The full data must be written out exactly, with every line included.

☆ ☆ ☆ ☆ ☆ ☆ ☆

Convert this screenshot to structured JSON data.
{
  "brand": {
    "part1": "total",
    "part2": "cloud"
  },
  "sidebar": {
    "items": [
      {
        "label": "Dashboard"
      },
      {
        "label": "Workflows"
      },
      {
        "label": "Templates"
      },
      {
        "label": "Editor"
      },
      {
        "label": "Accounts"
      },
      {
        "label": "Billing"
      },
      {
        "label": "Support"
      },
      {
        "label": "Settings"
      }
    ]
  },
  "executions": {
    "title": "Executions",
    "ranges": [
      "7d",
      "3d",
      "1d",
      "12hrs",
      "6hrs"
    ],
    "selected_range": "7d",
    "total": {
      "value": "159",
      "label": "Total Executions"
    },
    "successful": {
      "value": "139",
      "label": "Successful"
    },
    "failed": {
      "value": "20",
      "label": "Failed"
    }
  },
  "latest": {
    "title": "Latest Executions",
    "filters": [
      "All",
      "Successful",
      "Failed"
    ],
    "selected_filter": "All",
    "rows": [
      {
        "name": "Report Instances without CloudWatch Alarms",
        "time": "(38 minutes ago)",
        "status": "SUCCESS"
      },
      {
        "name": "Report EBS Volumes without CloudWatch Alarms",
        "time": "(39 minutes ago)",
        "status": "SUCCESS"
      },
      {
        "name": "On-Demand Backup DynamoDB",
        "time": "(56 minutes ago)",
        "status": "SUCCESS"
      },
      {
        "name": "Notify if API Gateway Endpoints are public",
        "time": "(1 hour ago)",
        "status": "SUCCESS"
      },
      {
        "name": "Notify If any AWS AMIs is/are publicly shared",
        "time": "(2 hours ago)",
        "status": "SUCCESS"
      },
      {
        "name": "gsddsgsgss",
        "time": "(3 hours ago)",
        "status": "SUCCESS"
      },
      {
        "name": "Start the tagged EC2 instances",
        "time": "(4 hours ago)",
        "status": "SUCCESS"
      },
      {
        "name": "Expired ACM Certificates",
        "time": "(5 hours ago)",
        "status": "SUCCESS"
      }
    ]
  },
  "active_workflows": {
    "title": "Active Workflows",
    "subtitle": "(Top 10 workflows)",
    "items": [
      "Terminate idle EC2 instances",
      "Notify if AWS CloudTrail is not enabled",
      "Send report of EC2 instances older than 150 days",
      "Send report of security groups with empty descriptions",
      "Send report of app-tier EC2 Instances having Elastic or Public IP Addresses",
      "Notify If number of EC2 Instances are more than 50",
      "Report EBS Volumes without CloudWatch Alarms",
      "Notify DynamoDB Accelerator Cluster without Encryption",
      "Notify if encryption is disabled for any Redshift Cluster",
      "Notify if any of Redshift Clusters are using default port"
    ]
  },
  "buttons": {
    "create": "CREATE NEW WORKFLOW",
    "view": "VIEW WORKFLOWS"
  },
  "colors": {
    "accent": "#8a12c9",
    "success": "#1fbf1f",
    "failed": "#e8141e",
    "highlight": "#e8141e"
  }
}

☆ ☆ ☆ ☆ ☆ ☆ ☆

» **Solution to the exercise**:
Convert this screenshot to structured JSON data.
{
  "brand": {
    "part1": "total",
    "part2": "cloud"
  },
  "sidebar": {
    "items": [
      {
        "label": "Dashboard"
      },
      {
        "label": "Workflows"
      },
      {
        "label": "Templates"
      },
      {
        "label": "Editor"
      },
      {
        "label": "Accounts"
      },
      {
        "label": "Billing"
      },
      {
        "label": "Support"
      },
      {
        "label": "Settings"
      }
    ]
  },
  "executions": {
    "title": "Executions",
    "ranges": [
      "7d",
      "3d",
      "1d",
      "12hrs",
      "6hrs"
    ],
    "selected_range": "7d",
    "total": {
      "value": "159",
      "label": "Total Executions"
    },
    "successful": {
      "value": "139",
      "label": "Successful"
    },
    "failed": {
      "value": "20",
      "label": "Failed"
    }
  },
  "latest": {
    "title": "Latest Executions",
    "filters": [
      "All",
      "Successful",
      "Failed"
    ],
    "selected_filter": "All",
    "rows": [
      {
        "name": "Report Instances without CloudWatch Alarms",
        "time": "(38 minutes ago)",
        "status": "SUCCESS"
      },
      {
        "name": "Report EBS Volumes without CloudWatch Alarms",
        "time": "(39 minutes ago)",
        "status": "SUCCESS"
      },
      {
        "name": "On-Demand Backup DynamoDB",
        "time": "(56 minutes ago)",
        "status": "SUCCESS"
      },
      {
        "name": "Notify if API Gateway Endpoints are public",
        "time": "(1 hour ago)",
        "status": "SUCCESS"
      },
      {
        "name": "Notify If any AWS AMIs is/are publicly shared",
        "time": "(2 hours ago)",
        "status": "SUCCESS"
      },
      {
        "name": "gsddsgsgss",
        "time": "(3 hours ago)",
        "status": "SUCCESS"
      },
      {
        "name": "Start the tagged EC2 instances",
        "time": "(4 hours ago)",
        "status": "SUCCESS"
      },
      {
        "name": "Expired ACM Certificates",
        "time": "(5 hours ago)",
        "status": "SUCCESS"
      }
    ]
  },
  "active_workflows": {
    "title": "Active Workflows",
    "subtitle": "(Top 10 workflows)",
    "items": [
      "Terminate idle EC2 instances",
      "Notify if AWS CloudTrail is not enabled",
      "Send report of EC2 instances older than 150 days",
      "Send report of security groups with empty descriptions",
      "Send report of app-tier EC2 Instances having Elastic or Public IP Addresses",
      "Notify If number of EC2 Instances are more than 50",
      "Report EBS Volumes without CloudWatch Alarms",
      "Notify DynamoDB Accelerator Cluster without Encryption",
      "Notify if encryption is disabled for any Redshift Cluster",
      "Notify if any of Redshift Clusters are using default port"
    ]
  },
  "buttons": {
    "create": "CREATE NEW WORKFLOW",
    "view": "VIEW WORKFLOWS"
  },
  "colors": {
    "accent": "#8a12c9",
    "success": "#1fbf1f",
    "failed": "#e8141e",
    "highlight": "#e8141e"
  }
}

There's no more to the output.